Gallery of Plants
Tech Blog
Plant Profiles
Mailing Lists
    Search ALL lists
    Search help
    Subscription info
Top Stories
sHORTurl service
Tom Clothier's Archive
 Top Stories
New Trillium species discovered

Disease could hit Britain's trees hard

Ten of the best snowdrop cultivars

Plant protein database helps identify plant gene functions

Dendroclimatologists record history through trees

Potato beetle could be thwarted through gene manipulation

Hawaii expands coffee farm quarantine

Study explains flower petal loss

RSS story archive

Re: Genes greenhouse/ troughs
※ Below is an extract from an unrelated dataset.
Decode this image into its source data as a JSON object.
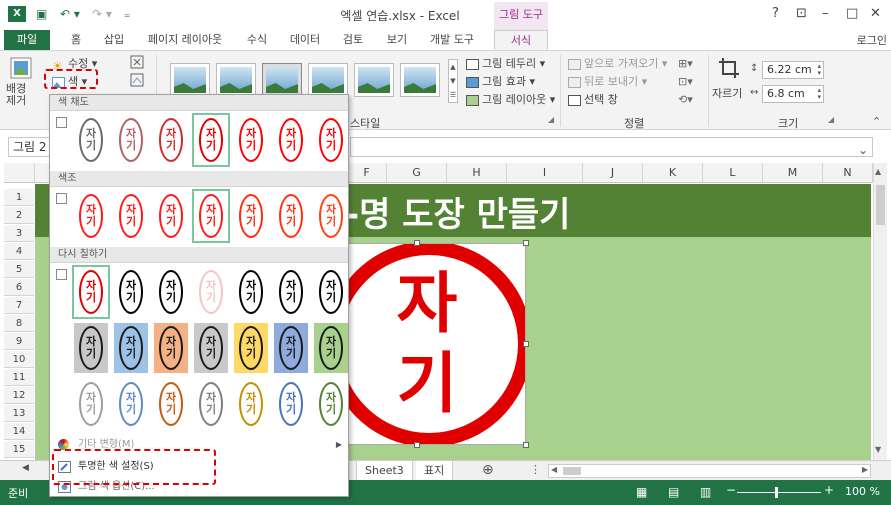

Thank you for the web site link, Ceres.
The Garden Gate article was very well done, as are all the construction type articles they approach. Well illustrated. However we never work without gloves when doing portland cement here. It will take the hide from your hands, dry them out severely. also never work with portland, vermiculite, perlite or peat without a mask. Peat I ignore and work with on occasion when screening, but when doing much work or mixing with other ingredients, I use a make. you *do Not* want to be breathing that stuff.
We use fiber mesh to strengthen our hypertufa here in troughs... large or small. Goes in. Lends tensile strength and helps prevent cracking.
Sand will give you a smoother finish.... pick up more detail from the leaf, but also be heavy as hey.... hypertufa would be much lighter, just not pick up all the smooth finish. Have to play and think this one thru a bit.
Gene E. Bush
Munchkin Nursery & Gardens, llc
Zone 6/5 Southern Indiana
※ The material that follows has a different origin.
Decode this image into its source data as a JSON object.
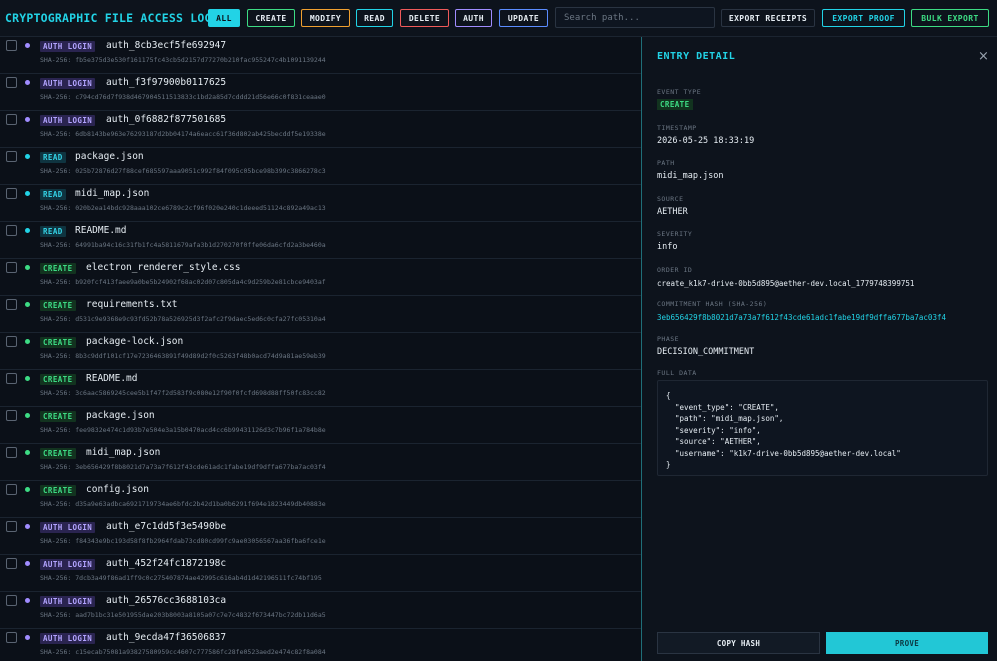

----- Original Message ----- From: <Cersgarden@aol.com>
Gene, Garden Gate mag also had an article and have infor on their web site:
I personally did not like their finished product as well as others I have
seen because they had cement beyond the edge of the leaf. I wanted mine to be
only the exact leaf form and this is the difficult part. I also prefer a more
complex paint finish using multi colors rather than a wash. But this is like
hypertufa container, many recipes, many different applications and you just
need to work to your satisfaction.
Their recipe calls for any sand but I prefer the very fine sand for a
denser, smoother product and I used portland cement which they do not call for.
I also use this in my hypertufa mixture. When making a lg leaf the risk of
breaking when removing from your mold is higher. When casting a leaf such as
castor bean where you have deep lobes this is very true. The recipe I use is 3
parts sand to 1 part portland cement & add a bonding agent which I understand
adds strength to the product. You can manipulate your sand to provide the
shape you want. If you are wanting a leaf that can hold water, bird seed, etc
you would want a deeper center. To make a cast to hang you would want a flatter
finish so would need less sand. Toting the 90# bags of portland cement is the
hardest part for me. My husband is always willing to help but seems like I
always decide to work with this when he is not around.
Gene, you probably have cement knowledge which would be very helpful. My
only experience is with hypertufa so is much a learning experience for me. I
generally know what I want but not how to get there.
The instructions on the web site also said they did not use gloves since
they were only making one. I would not work with cement without gloves as it
is so hard on the skin. I also use a mask when measuring my dry ingredients &
The leaf on the Lewis/Little site is the ultimate!! To visit their
garden is my dream.
Have any of you worked with this process?

Support hort.net -- join the hort.net fund drive!

--------------------------------------------------------------------- Support hort.net -- join the hort.net fund drive! http://www.hort.net/funds/

Other Mailing lists | Author Index | Date Index | Subject Index | Thread Index

 © 1995-2017 Mallorn Computing, Inc.All Rights Reserved.
Our Privacy Statement